• _Directions_: The listing must be copied out in full and exactly; no images go with it.

--- START ---

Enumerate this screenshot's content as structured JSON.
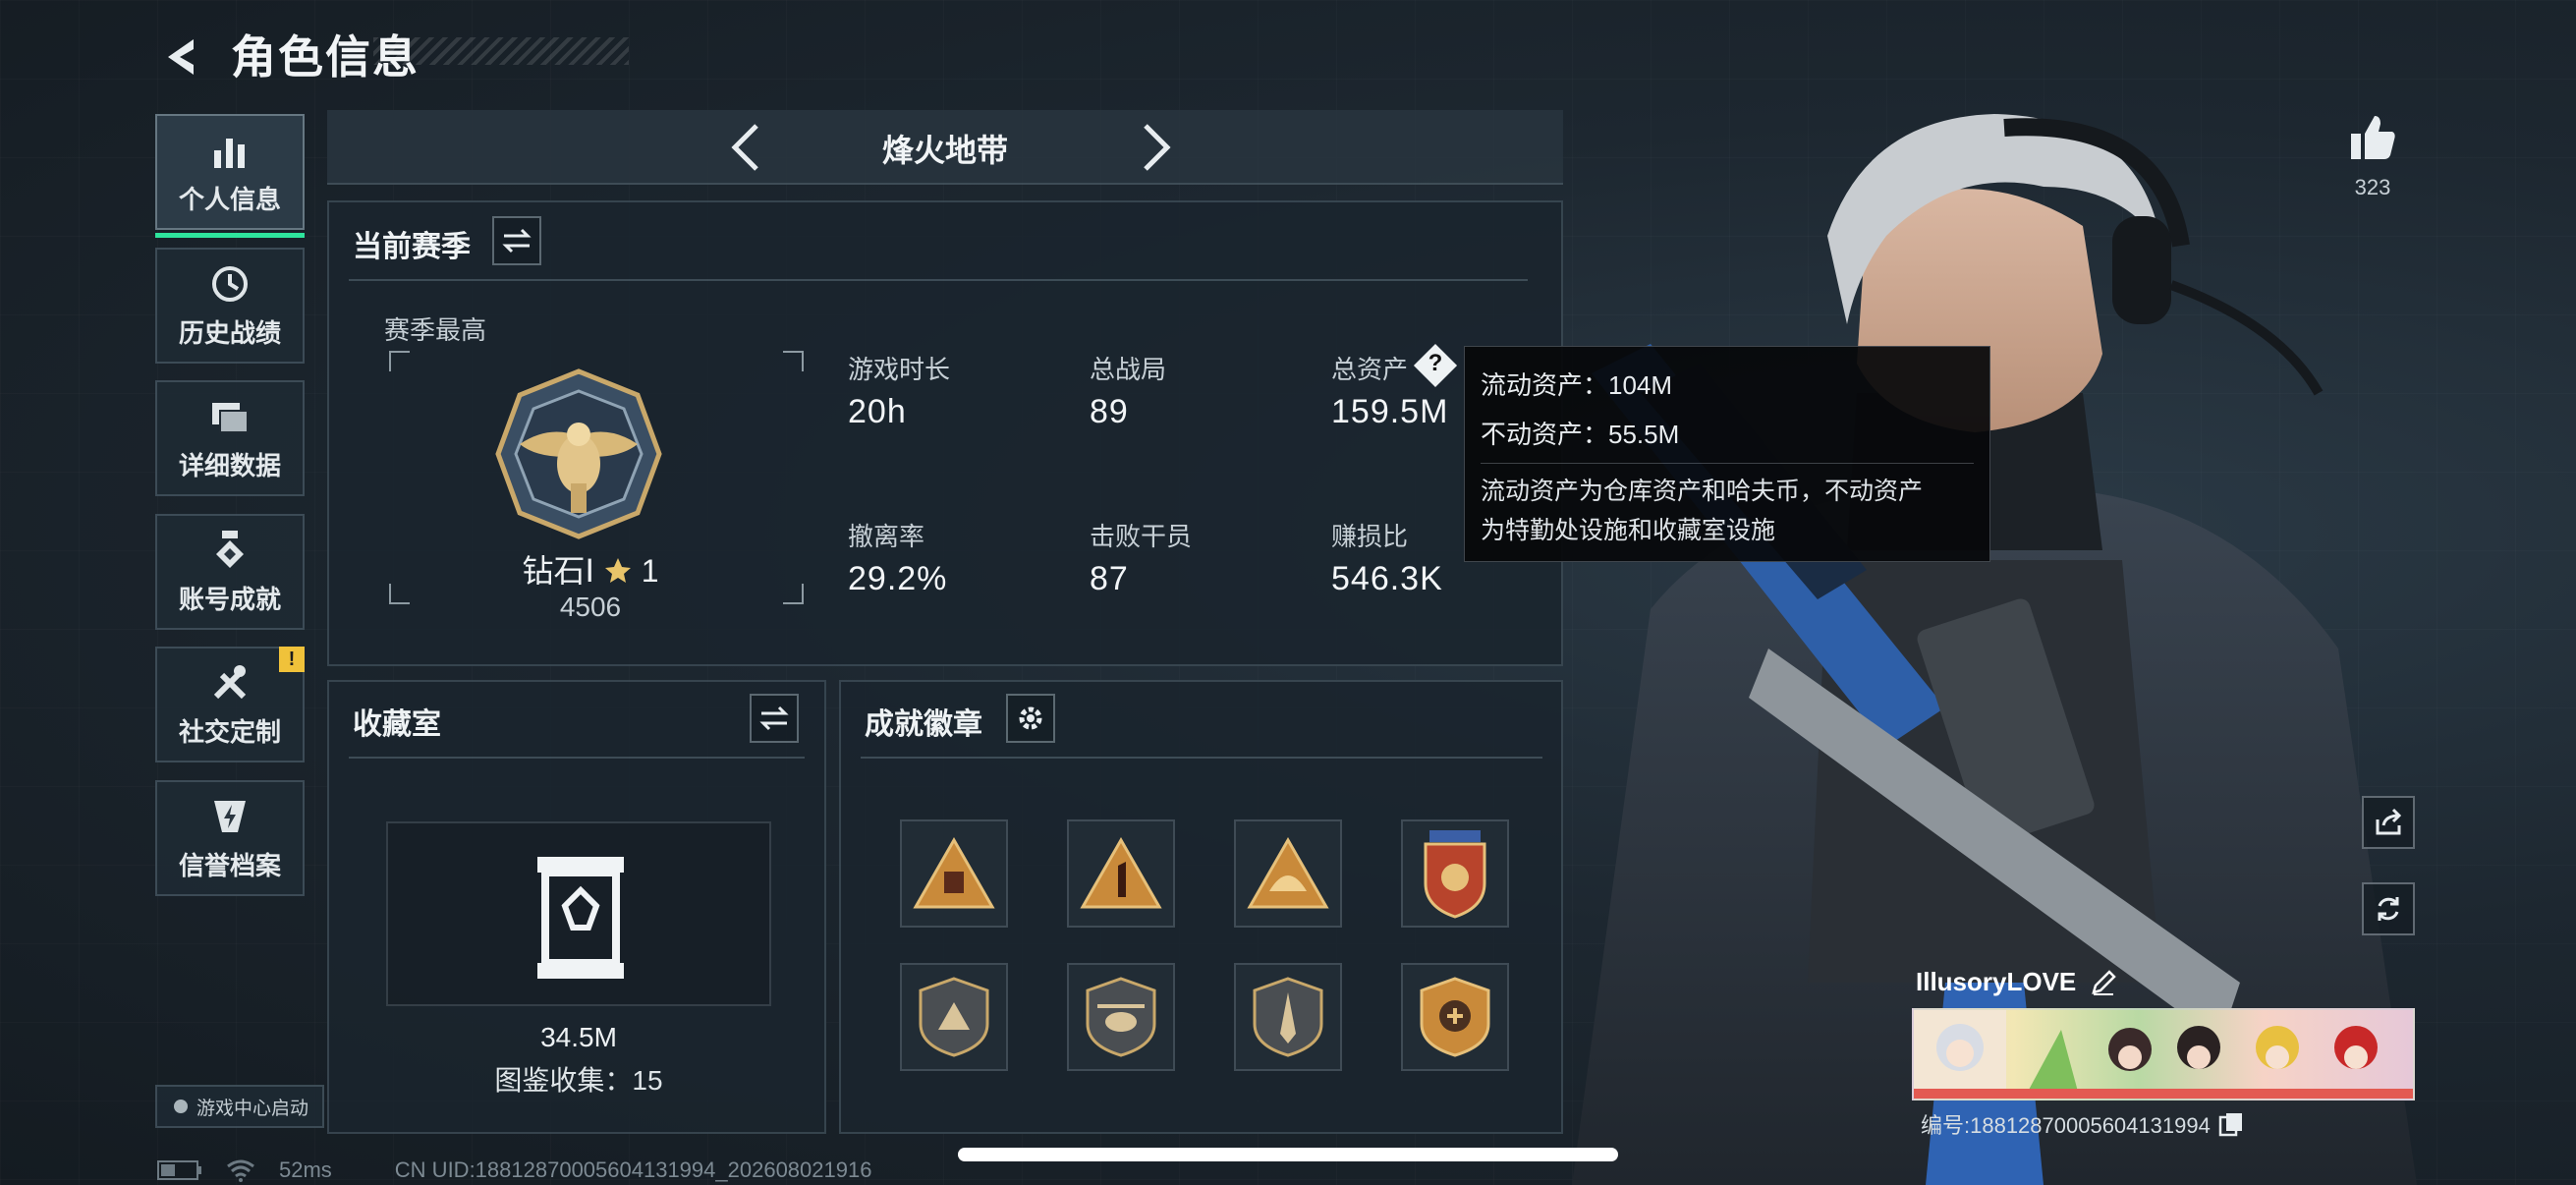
{
  "header": {
    "title": "角色信息"
  },
  "sidebar": {
    "items": [
      {
        "label": "个人信息",
        "icon": "bar-chart-icon",
        "active": true
      },
      {
        "label": "历史战绩",
        "icon": "history-clock-icon"
      },
      {
        "label": "详细数据",
        "icon": "folders-icon"
      },
      {
        "label": "账号成就",
        "icon": "medal-icon"
      },
      {
        "label": "社交定制",
        "icon": "tools-icon",
        "badge": "!"
      },
      {
        "label": "信誉档案",
        "icon": "shield-bolt-icon"
      }
    ],
    "launch_label": "游戏中心启动"
  },
  "mode": {
    "label": "烽火地带"
  },
  "season": {
    "title": "当前赛季",
    "best_label": "赛季最高",
    "rank_name": "钻石Ⅰ",
    "rank_stars": "1",
    "rank_score": "4506",
    "stats": [
      {
        "label": "游戏时长",
        "value": "20h"
      },
      {
        "label": "总战局",
        "value": "89"
      },
      {
        "label": "总资产",
        "value": "159.5M"
      },
      {
        "label": "撤离率",
        "value": "29.2%"
      },
      {
        "label": "击败干员",
        "value": "87"
      },
      {
        "label": "赚损比",
        "value": "546.3K"
      }
    ]
  },
  "tooltip": {
    "liquid": "流动资产：104M",
    "fixed": "不动资产：55.5M",
    "desc_line1": "流动资产为仓库资产和哈夫币，不动资产",
    "desc_line2": "为特勤处设施和收藏室设施"
  },
  "collection": {
    "title": "收藏室",
    "value": "34.5M",
    "count_text": "图鉴收集：15"
  },
  "achievements": {
    "title": "成就徽章",
    "badges": [
      "triangle-crate-badge",
      "triangle-one-badge",
      "triangle-helmet-badge",
      "shield-stars-badge",
      "shield-triangle-badge",
      "shield-helicopter-badge",
      "shield-blade-badge",
      "shield-emblem-badge"
    ]
  },
  "profile": {
    "likes": "323",
    "player_name": "IllusoryLOVE",
    "uid_text": "编号:18812870005604131994"
  },
  "status": {
    "ping": "52ms",
    "cn_uid": "CN UID:18812870005604131994_202608021916"
  },
  "colors": {
    "accent_green": "#2ee59d",
    "warn_yellow": "#f0c23a",
    "gold": "#c9a86a"
  }
}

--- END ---

• _Exercise response_:
Enumerate this screenshot's content as structured JSON.
{
  "header": {
    "title": "角色信息"
  },
  "sidebar": {
    "items": [
      {
        "label": "个人信息",
        "icon": "bar-chart-icon",
        "active": true
      },
      {
        "label": "历史战绩",
        "icon": "history-clock-icon"
      },
      {
        "label": "详细数据",
        "icon": "folders-icon"
      },
      {
        "label": "账号成就",
        "icon": "medal-icon"
      },
      {
        "label": "社交定制",
        "icon": "tools-icon",
        "badge": "!"
      },
      {
        "label": "信誉档案",
        "icon": "shield-bolt-icon"
      }
    ],
    "launch_label": "游戏中心启动"
  },
  "mode": {
    "label": "烽火地带"
  },
  "season": {
    "title": "当前赛季",
    "best_label": "赛季最高",
    "rank_name": "钻石Ⅰ",
    "rank_stars": "1",
    "rank_score": "4506",
    "stats": [
      {
        "label": "游戏时长",
        "value": "20h"
      },
      {
        "label": "总战局",
        "value": "89"
      },
      {
        "label": "总资产",
        "value": "159.5M"
      },
      {
        "label": "撤离率",
        "value": "29.2%"
      },
      {
        "label": "击败干员",
        "value": "87"
      },
      {
        "label": "赚损比",
        "value": "546.3K"
      }
    ]
  },
  "tooltip": {
    "liquid": "流动资产：104M",
    "fixed": "不动资产：55.5M",
    "desc_line1": "流动资产为仓库资产和哈夫币，不动资产",
    "desc_line2": "为特勤处设施和收藏室设施"
  },
  "collection": {
    "title": "收藏室",
    "value": "34.5M",
    "count_text": "图鉴收集：15"
  },
  "achievements": {
    "title": "成就徽章",
    "badges": [
      "triangle-crate-badge",
      "triangle-one-badge",
      "triangle-helmet-badge",
      "shield-stars-badge",
      "shield-triangle-badge",
      "shield-helicopter-badge",
      "shield-blade-badge",
      "shield-emblem-badge"
    ]
  },
  "profile": {
    "likes": "323",
    "player_name": "IllusoryLOVE",
    "uid_text": "编号:18812870005604131994"
  },
  "status": {
    "ping": "52ms",
    "cn_uid": "CN UID:18812870005604131994_202608021916"
  },
  "colors": {
    "accent_green": "#2ee59d",
    "warn_yellow": "#f0c23a",
    "gold": "#c9a86a"
  }
}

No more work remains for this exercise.